Data entries:
──────────
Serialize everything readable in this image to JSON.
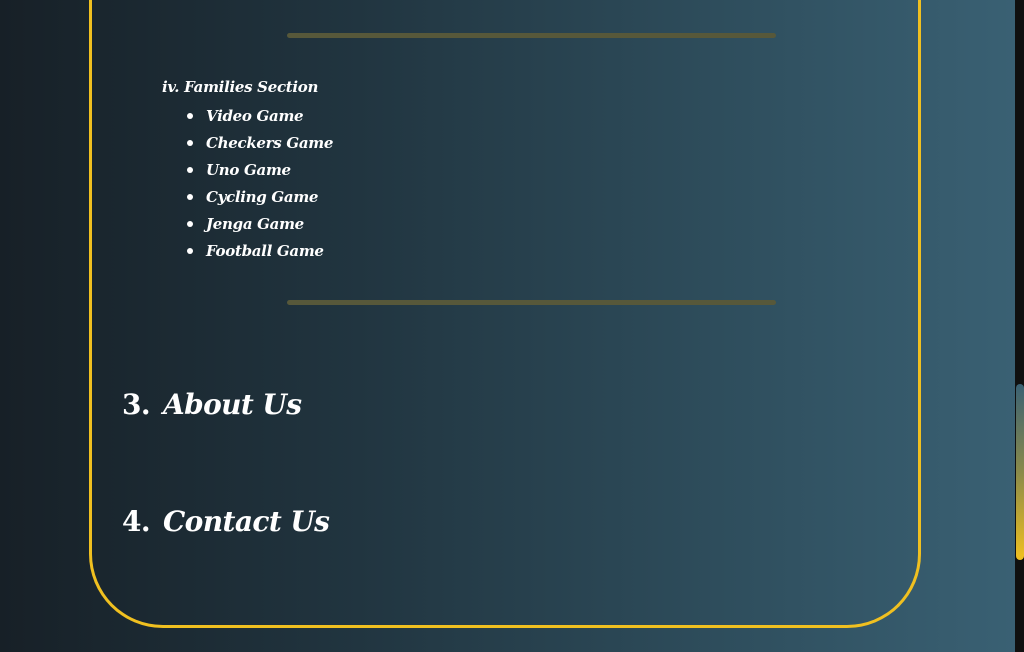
{
  "families_section": {
    "title": "iv. Families Section",
    "games": [
      "Video Game",
      "Checkers Game",
      "Uno Game",
      "Cycling Game",
      "Jenga Game",
      "Football Game"
    ]
  },
  "headings": [
    {
      "number": "3.",
      "label": "About Us"
    },
    {
      "number": "4.",
      "label": "Contact Us"
    }
  ],
  "colors": {
    "accent": "#f0c020",
    "divider": "#57583a",
    "text": "#ffffff"
  }
}
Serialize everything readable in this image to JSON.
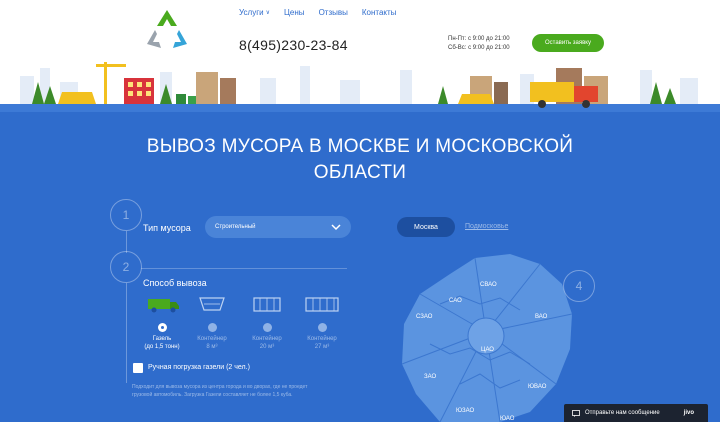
{
  "header": {
    "nav": [
      {
        "label": "Услуги",
        "dropdown": true
      },
      {
        "label": "Цены"
      },
      {
        "label": "Отзывы"
      },
      {
        "label": "Контакты"
      }
    ],
    "phone": "8(495)230-23-84",
    "hours_weekday": "Пн-Пт: с 9:00 до 21:00",
    "hours_weekend": "Сб-Вс: с 9:00 до 21:00",
    "cta_label": "Оставить заявку"
  },
  "hero": {
    "title_line1": "ВЫВОЗ МУСОРА В МОСКВЕ И МОСКОВСКОЙ",
    "title_line2": "ОБЛАСТИ"
  },
  "form": {
    "step1": "1",
    "step2": "2",
    "waste_type_label": "Тип мусора",
    "waste_type_value": "Строительный",
    "method_label": "Способ вывоза",
    "methods": [
      {
        "line1": "Газель",
        "line2": "(до 1,5 тонн)",
        "selected": true
      },
      {
        "line1": "Контейнер",
        "line2": "8 м³",
        "selected": false
      },
      {
        "line1": "Контейнер",
        "line2": "20 м³",
        "selected": false
      },
      {
        "line1": "Контейнер",
        "line2": "27 м³",
        "selected": false
      }
    ],
    "manual_loading_label": "Ручная погрузка газели (2 чел.)",
    "note_line1": "Подходит для вывоза мусора из центра города и во дворах, где не проедет",
    "note_line2": "грузовой автомобиль. Загрузка Газели составляет не более 1,5 куба."
  },
  "map": {
    "tab_active": "Москва",
    "tab_other": "Подмосковье",
    "step4": "4",
    "districts": [
      "СВАО",
      "САО",
      "СЗАО",
      "ВАО",
      "ЦАО",
      "ЗАО",
      "ЮВАО",
      "ЮЗАО",
      "ЮАО"
    ]
  },
  "chat": {
    "label": "Отправьте нам сообщение",
    "brand": "jivo"
  },
  "colors": {
    "accent_blue": "#2f6ccc",
    "cta_green": "#4aaa1e",
    "map_blue": "#5b94e0"
  }
}
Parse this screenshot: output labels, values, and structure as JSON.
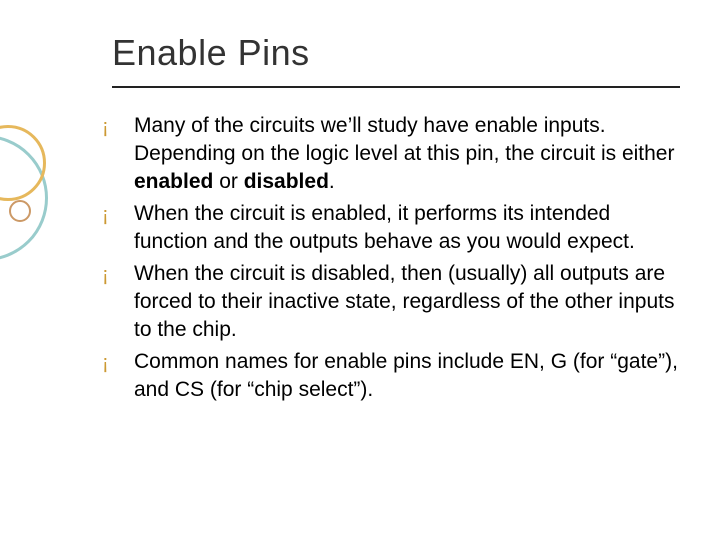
{
  "title": "Enable Pins",
  "bullet_glyph": "¡",
  "items": [
    {
      "pre": "Many of the circuits we’ll study have enable inputs.  Depending on the logic level at this pin, the circuit is either ",
      "b1": "enabled",
      "mid": " or ",
      "b2": "disabled",
      "post": "."
    },
    {
      "pre": "When the circuit is enabled, it performs its intended function and the outputs behave as you would expect.",
      "b1": "",
      "mid": "",
      "b2": "",
      "post": ""
    },
    {
      "pre": "When the circuit is disabled, then (usually) all outputs are forced to their inactive state, regardless of the other inputs to the chip.",
      "b1": "",
      "mid": "",
      "b2": "",
      "post": ""
    },
    {
      "pre": "Common names for enable pins include EN, G (for “gate”), and CS (for “chip select”).",
      "b1": "",
      "mid": "",
      "b2": "",
      "post": ""
    }
  ]
}
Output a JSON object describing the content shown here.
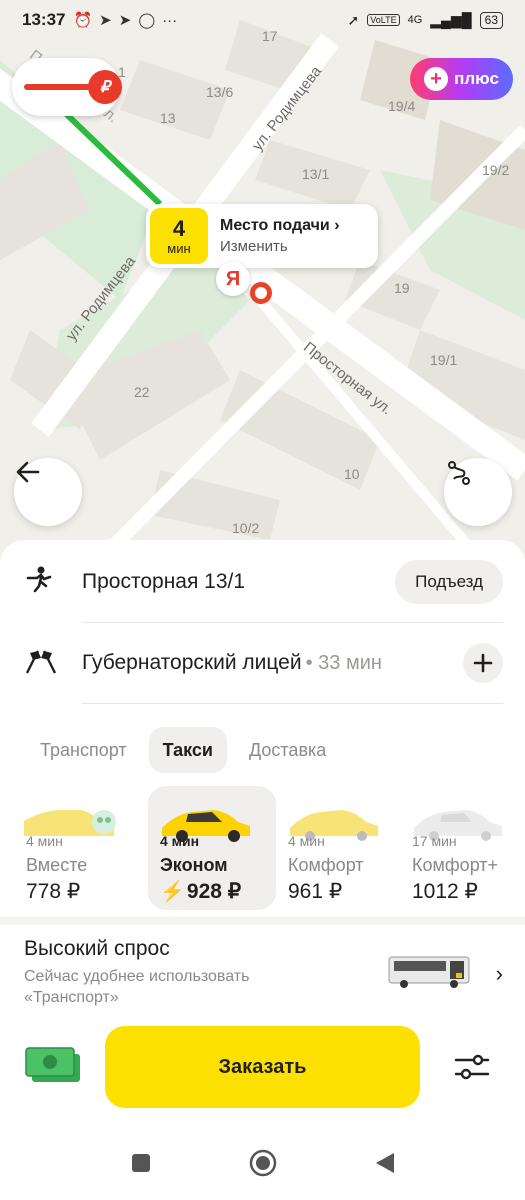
{
  "status_bar": {
    "time": "13:37",
    "icons": [
      "alarm-icon",
      "telegram-icon",
      "telegram-icon",
      "whatsapp-icon"
    ],
    "more": "···",
    "network": "4G",
    "volte": "VoLTE",
    "battery": "63"
  },
  "map": {
    "price_badge": "₽",
    "plus_label": "плюс",
    "pickup": {
      "eta_value": "4",
      "eta_unit": "мин",
      "title": "Место подачи",
      "action": "Изменить"
    },
    "pin_letter": "Я",
    "streets": [
      "ул. Родимцева",
      "ул. Родимцева",
      "Просторная ул.",
      "Просторная ул."
    ],
    "houses": [
      "17",
      "13/6",
      "13",
      "13/1",
      "19/4",
      "19/2",
      "19",
      "19/1",
      "22",
      "10",
      "10/2",
      "1"
    ]
  },
  "route": {
    "from": "Просторная 13/1",
    "entrance_button": "Подъезд",
    "to": "Губернаторский лицей",
    "to_time": "• 33 мин"
  },
  "modes": [
    {
      "label": "Транспорт",
      "active": false
    },
    {
      "label": "Такси",
      "active": true
    },
    {
      "label": "Доставка",
      "active": false
    }
  ],
  "tariffs": [
    {
      "time": "4 мин",
      "name": "Вместе",
      "price": "778 ₽",
      "car_color": "#f5d94a",
      "active": false
    },
    {
      "time": "4 мин",
      "name": "Эконом",
      "price": "928 ₽",
      "car_color": "#fcd200",
      "active": true,
      "surge": true
    },
    {
      "time": "4 мин",
      "name": "Комфорт",
      "price": "961 ₽",
      "car_color": "#f5d94a",
      "active": false
    },
    {
      "time": "17 мин",
      "name": "Комфорт+",
      "price": "1012 ₽",
      "car_color": "#e8e8e8",
      "active": false
    }
  ],
  "demand": {
    "title": "Высокий спрос",
    "description": "Сейчас удобнее использовать «Транспорт»"
  },
  "order": {
    "button_label": "Заказать",
    "payment_icon": "cash-icon",
    "settings_icon": "sliders-icon"
  },
  "colors": {
    "accent_yellow": "#fce000",
    "surge_red": "#e8432a",
    "route_green": "#2dbb3f"
  }
}
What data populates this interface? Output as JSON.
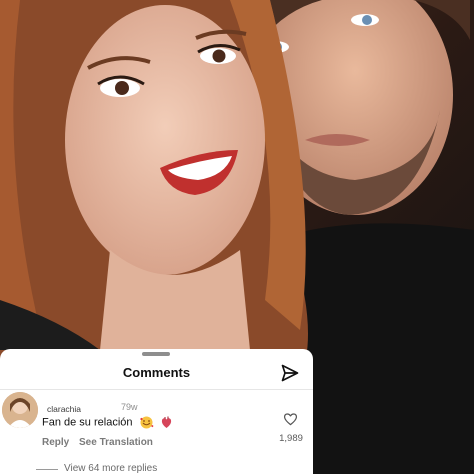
{
  "sheet": {
    "title": "Comments"
  },
  "comment": {
    "username": "clarachia",
    "timestamp": "79w",
    "text": "Fan de su relación",
    "emojis": [
      "smiling-face-with-hearts",
      "anatomical-heart"
    ],
    "reply_label": "Reply",
    "translation_label": "See Translation",
    "like_count": "1,989",
    "view_replies_label": "View 64 more replies"
  },
  "colors": {
    "sheet_bg": "#ffffff",
    "text_primary": "#111111",
    "text_secondary": "#7a7a7a",
    "grabber": "#8e8e8e"
  },
  "icons": {
    "send": "paper-plane-icon",
    "like": "heart-outline-icon"
  }
}
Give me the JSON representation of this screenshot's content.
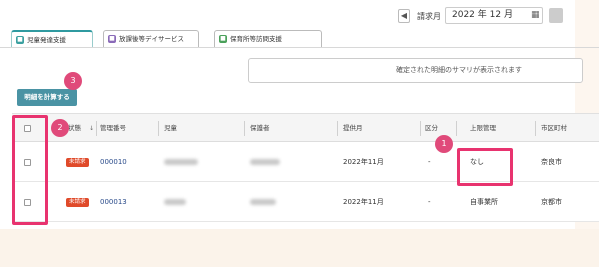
{
  "header": {
    "prev_icon": "◀",
    "month_label": "請求月",
    "month_value": "2022 年 12 月",
    "calendar_icon": "▦"
  },
  "tabs": [
    {
      "label": "児童発達支援",
      "icon_color": "#3aa0a0"
    },
    {
      "label": "放課後等デイサービス",
      "icon_color": "#8a6ab8"
    },
    {
      "label": "保育所等訪問支援",
      "icon_color": "#4aa05a"
    }
  ],
  "summary_text": "確定された明細のサマリが表示されます",
  "batch_button": "明細を計算する",
  "badges": {
    "one": "1",
    "two": "2",
    "three": "3"
  },
  "table": {
    "headers": {
      "status": "状態",
      "sort_arrow": "↓",
      "management_no": "管理番号",
      "child": "児童",
      "guardian": "保護者",
      "service_month": "提供月",
      "category": "区分",
      "cap_management": "上限管理",
      "municipality": "市区町村"
    },
    "rows": [
      {
        "status": "未請求",
        "management_no": "000010",
        "service_month": "2022年11月",
        "category": "-",
        "cap_management": "なし",
        "municipality": "奈良市"
      },
      {
        "status": "未請求",
        "management_no": "000013",
        "service_month": "2022年11月",
        "category": "-",
        "cap_management": "自事業所",
        "municipality": "京都市"
      }
    ]
  },
  "colors": {
    "accent": "#4a93a4",
    "highlight": "#e8336f",
    "status_tag": "#e04a2a"
  }
}
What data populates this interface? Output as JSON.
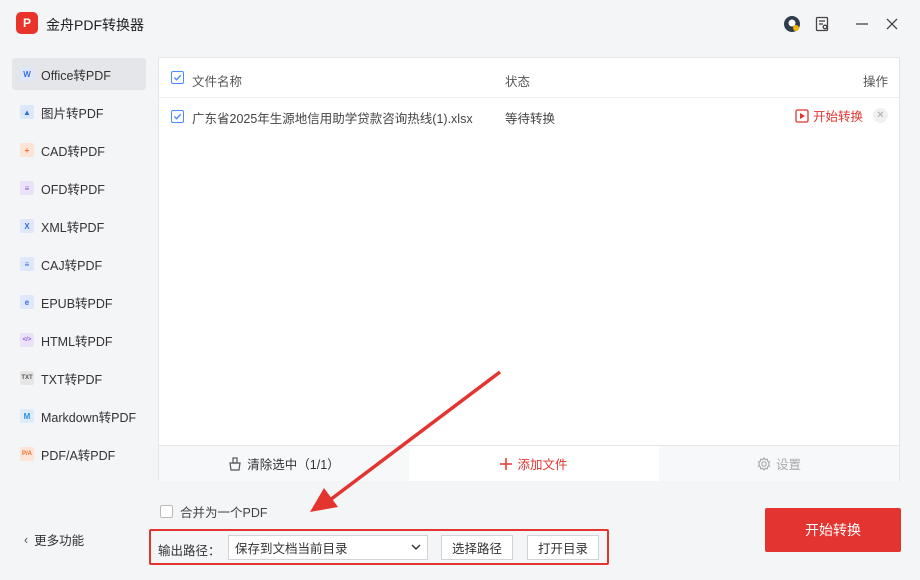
{
  "app": {
    "logo_text": "P",
    "title": "金舟PDF转换器"
  },
  "sidebar": {
    "items": [
      {
        "label": "Office转PDF",
        "icon": "word-icon",
        "glyph": "W",
        "color": "#3b6fe0",
        "bg": "#dfe8fb",
        "active": true
      },
      {
        "label": "图片转PDF",
        "icon": "image-icon",
        "glyph": "▲",
        "color": "#2f6fd8",
        "bg": "#dce7fa",
        "active": false
      },
      {
        "label": "CAD转PDF",
        "icon": "cad-icon",
        "glyph": "+",
        "color": "#f06b2b",
        "bg": "#fde4d6",
        "active": false
      },
      {
        "label": "OFD转PDF",
        "icon": "ofd-icon",
        "glyph": "≡",
        "color": "#8a5bd6",
        "bg": "#ebe2fa",
        "active": false
      },
      {
        "label": "XML转PDF",
        "icon": "xml-icon",
        "glyph": "X",
        "color": "#3b6fe0",
        "bg": "#dfe8fb",
        "active": false
      },
      {
        "label": "CAJ转PDF",
        "icon": "caj-icon",
        "glyph": "≡",
        "color": "#3b6fe0",
        "bg": "#dfe8fb",
        "active": false
      },
      {
        "label": "EPUB转PDF",
        "icon": "epub-icon",
        "glyph": "e",
        "color": "#3b6fe0",
        "bg": "#dfe8fb",
        "active": false
      },
      {
        "label": "HTML转PDF",
        "icon": "html-icon",
        "glyph": "</>",
        "color": "#8a5bd6",
        "bg": "#ebe2fa",
        "active": false
      },
      {
        "label": "TXT转PDF",
        "icon": "txt-icon",
        "glyph": "TXT",
        "color": "#555",
        "bg": "#e6e6e6",
        "active": false
      },
      {
        "label": "Markdown转PDF",
        "icon": "markdown-icon",
        "glyph": "M",
        "color": "#2f8fd8",
        "bg": "#dcedf9",
        "active": false
      },
      {
        "label": "PDF/A转PDF",
        "icon": "pdfa-icon",
        "glyph": "P/A",
        "color": "#f06b2b",
        "bg": "#fde4d6",
        "active": false
      }
    ],
    "more_label": "更多功能"
  },
  "table": {
    "headers": {
      "name": "文件名称",
      "status": "状态",
      "action": "操作"
    },
    "rows": [
      {
        "name": "广东省2025年生源地信用助学贷款咨询热线(1).xlsx",
        "status": "等待转换",
        "action": "开始转换",
        "checked": true
      }
    ]
  },
  "footer": {
    "clear": "清除选中（1/1）",
    "add": "添加文件",
    "settings": "设置"
  },
  "merge_label": "合并为一个PDF",
  "output": {
    "label": "输出路径：",
    "selected": "保存到文档当前目录",
    "choose": "选择路径",
    "open": "打开目录"
  },
  "start_button": "开始转换",
  "colors": {
    "accent": "#e3342f",
    "checkbox": "#4a8cff"
  }
}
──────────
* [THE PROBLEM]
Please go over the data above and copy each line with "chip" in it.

* [COMPLETED EXERCISE]
      "pre": "When the circuit is disabled, then (usually) all outputs are forced to their inactive state, regardless of the other inputs to the chip.",
      "pre": "Common names for enable pins include EN, G (for “gate”), and CS (for “chip select”).",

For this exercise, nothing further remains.